These 1st three photos are all the same frame. You can see that the bees have almost completely drawn the comb to the inside edge of the frame. What you have here are cells for the queen to lay eggs and then all those worker bees are feeding the eggs with honey (carbs) and pollen (protein). The capped cells have brood in them that are in the later stages of development, the open cells may have an egg or larva or be empty. They can also contain honey for feeding the brood and workers.
An overhead shot into the hive.
Here is a picture of some wavy comb, but you can see that it still fits within the frame. Because these frames do not have foundation, the bees have nothing to guide their comb building other than them being bees and knowing what they're doing instinctively.

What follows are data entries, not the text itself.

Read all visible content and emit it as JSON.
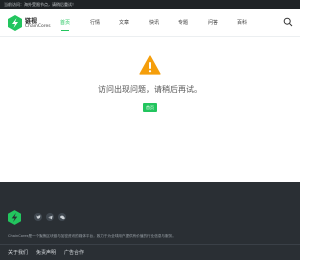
{
  "topbar": {
    "text": "当前访问：海外受限节点，请稍后重试！",
    "right": ""
  },
  "brand": {
    "name_cn": "链视",
    "name_en": "ChainCores",
    "accent": "#22c55e"
  },
  "nav": {
    "items": [
      {
        "label": "首页",
        "active": true
      },
      {
        "label": "行情"
      },
      {
        "label": "文章"
      },
      {
        "label": "快讯"
      },
      {
        "label": "专题"
      },
      {
        "label": "问答"
      },
      {
        "label": "百科"
      }
    ]
  },
  "error": {
    "message": "访问出现问题，请稍后再试。",
    "button_label": "首页"
  },
  "footer": {
    "description": "ChainCores是一个聚焦区块链与加密资讯的媒体平台，致力于为全球用户提供有价值的行业信息与服务。",
    "links": [
      "关于我们",
      "免责声明",
      "广告合作"
    ]
  }
}
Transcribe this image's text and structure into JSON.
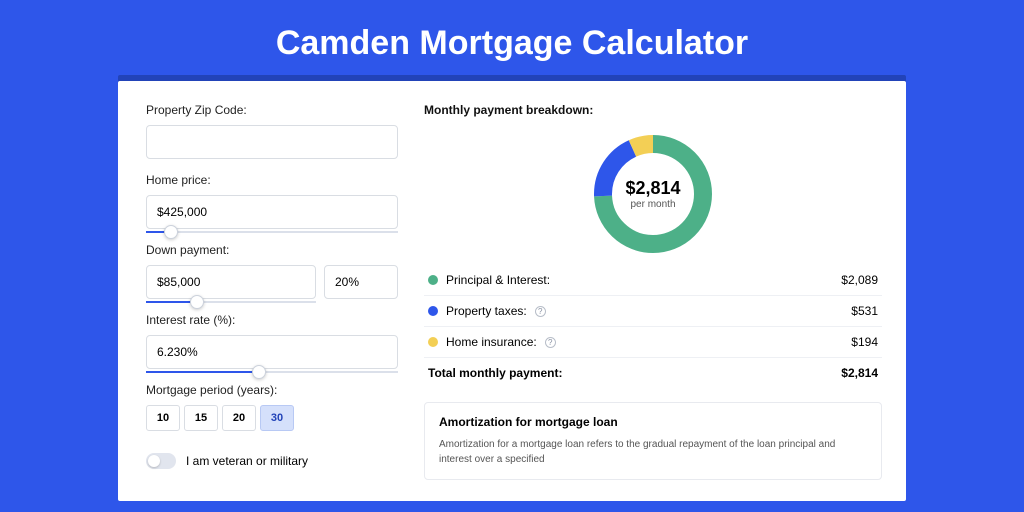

A different view of the wavy comb.
And yet a different view of the wavy comb. you can see they're attaching it to the sides toward the top. Being attached will help stabilize the comb during extraction (although this frames won't be used for honey extraction, they're for brood rearing.
Another frame drawn out by the bees in the last 2 weeks.
Another frame of drawn comb, not as far along as the others, but getting there.
A shot from the top of the hive. The dark frames are the ones that came with the nuc. The lighter frames are the empty frames I originally added to the hive. In the three weeks that the bees have been in the hive they've drawn out 4 of the 5 empty frames and raised a buch of new bees.
During my visit, I took out the empty frame on the far left of the above picture and moved it to the center, where the bees like to work. I also removed two of the drawn frames in the middle and placed them in another hive body that sits on top of this hive body in hopes that the bees will finish drawing the three empty frames in the lower hive body and move up to the 8 empty frames in the next hive body.
Fun, fun, fun!!!